**TASK**: Give back every record exactly as it reads.

══════════

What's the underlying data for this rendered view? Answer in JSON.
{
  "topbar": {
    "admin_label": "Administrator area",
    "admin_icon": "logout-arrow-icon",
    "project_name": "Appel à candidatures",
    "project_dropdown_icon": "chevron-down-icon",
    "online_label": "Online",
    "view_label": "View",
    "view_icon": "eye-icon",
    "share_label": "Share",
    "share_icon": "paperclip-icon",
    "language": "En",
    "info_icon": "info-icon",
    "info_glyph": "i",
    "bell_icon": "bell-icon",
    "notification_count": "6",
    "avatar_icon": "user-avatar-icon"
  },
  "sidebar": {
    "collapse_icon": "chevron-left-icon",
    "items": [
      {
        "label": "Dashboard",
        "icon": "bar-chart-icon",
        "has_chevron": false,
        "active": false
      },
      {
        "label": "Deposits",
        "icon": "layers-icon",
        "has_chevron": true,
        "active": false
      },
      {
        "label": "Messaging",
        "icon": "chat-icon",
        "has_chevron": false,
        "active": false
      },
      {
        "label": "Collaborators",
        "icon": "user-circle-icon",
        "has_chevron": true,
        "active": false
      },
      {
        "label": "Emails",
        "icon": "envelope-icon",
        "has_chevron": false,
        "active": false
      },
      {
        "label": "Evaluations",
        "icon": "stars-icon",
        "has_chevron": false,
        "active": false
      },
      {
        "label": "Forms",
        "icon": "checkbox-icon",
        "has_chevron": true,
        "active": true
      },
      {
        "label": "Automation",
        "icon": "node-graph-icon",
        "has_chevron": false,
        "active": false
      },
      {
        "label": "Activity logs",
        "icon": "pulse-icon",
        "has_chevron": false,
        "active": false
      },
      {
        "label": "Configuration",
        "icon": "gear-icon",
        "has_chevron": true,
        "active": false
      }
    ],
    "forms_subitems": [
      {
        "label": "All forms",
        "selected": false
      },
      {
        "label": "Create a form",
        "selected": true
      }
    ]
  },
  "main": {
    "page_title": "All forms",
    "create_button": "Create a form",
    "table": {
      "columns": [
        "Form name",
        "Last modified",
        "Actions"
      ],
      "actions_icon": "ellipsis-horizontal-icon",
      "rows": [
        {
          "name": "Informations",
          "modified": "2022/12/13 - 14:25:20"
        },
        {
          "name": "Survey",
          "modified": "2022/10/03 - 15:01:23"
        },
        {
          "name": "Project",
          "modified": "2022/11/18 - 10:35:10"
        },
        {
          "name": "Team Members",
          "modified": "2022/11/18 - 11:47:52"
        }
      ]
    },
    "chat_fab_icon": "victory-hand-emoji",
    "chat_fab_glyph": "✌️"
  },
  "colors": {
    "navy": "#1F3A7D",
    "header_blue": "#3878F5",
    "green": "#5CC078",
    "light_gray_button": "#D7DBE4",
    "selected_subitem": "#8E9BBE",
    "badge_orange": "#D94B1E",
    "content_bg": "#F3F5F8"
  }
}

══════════

**YOUR RESPONSE**:
What's the underlying data for this rendered view? Answer in JSON.
{
  "topbar": {
    "admin_label": "Administrator area",
    "admin_icon": "logout-arrow-icon",
    "project_name": "Appel à candidatures",
    "project_dropdown_icon": "chevron-down-icon",
    "online_label": "Online",
    "view_label": "View",
    "view_icon": "eye-icon",
    "share_label": "Share",
    "share_icon": "paperclip-icon",
    "language": "En",
    "info_icon": "info-icon",
    "info_glyph": "i",
    "bell_icon": "bell-icon",
    "notification_count": "6",
    "avatar_icon": "user-avatar-icon"
  },
  "sidebar": {
    "collapse_icon": "chevron-left-icon",
    "items": [
      {
        "label": "Dashboard",
        "icon": "bar-chart-icon",
        "has_chevron": false,
        "active": false
      },
      {
        "label": "Deposits",
        "icon": "layers-icon",
        "has_chevron": true,
        "active": false
      },
      {
        "label": "Messaging",
        "icon": "chat-icon",
        "has_chevron": false,
        "active": false
      },
      {
        "label": "Collaborators",
        "icon": "user-circle-icon",
        "has_chevron": true,
        "active": false
      },
      {
        "label": "Emails",
        "icon": "envelope-icon",
        "has_chevron": false,
        "active": false
      },
      {
        "label": "Evaluations",
        "icon": "stars-icon",
        "has_chevron": false,
        "active": false
      },
      {
        "label": "Forms",
        "icon": "checkbox-icon",
        "has_chevron": true,
        "active": true
      },
      {
        "label": "Automation",
        "icon": "node-graph-icon",
        "has_chevron": false,
        "active": false
      },
      {
        "label": "Activity logs",
        "icon": "pulse-icon",
        "has_chevron": false,
        "active": false
      },
      {
        "label": "Configuration",
        "icon": "gear-icon",
        "has_chevron": true,
        "active": false
      }
    ],
    "forms_subitems": [
      {
        "label": "All forms",
        "selected": false
      },
      {
        "label": "Create a form",
        "selected": true
      }
    ]
  },
  "main": {
    "page_title": "All forms",
    "create_button": "Create a form",
    "table": {
      "columns": [
        "Form name",
        "Last modified",
        "Actions"
      ],
      "actions_icon": "ellipsis-horizontal-icon",
      "rows": [
        {
          "name": "Informations",
          "modified": "2022/12/13 - 14:25:20"
        },
        {
          "name": "Survey",
          "modified": "2022/10/03 - 15:01:23"
        },
        {
          "name": "Project",
          "modified": "2022/11/18 - 10:35:10"
        },
        {
          "name": "Team Members",
          "modified": "2022/11/18 - 11:47:52"
        }
      ]
    },
    "chat_fab_icon": "victory-hand-emoji",
    "chat_fab_glyph": "✌️"
  },
  "colors": {
    "navy": "#1F3A7D",
    "header_blue": "#3878F5",
    "green": "#5CC078",
    "light_gray_button": "#D7DBE4",
    "selected_subitem": "#8E9BBE",
    "badge_orange": "#D94B1E",
    "content_bg": "#F3F5F8"
  }
}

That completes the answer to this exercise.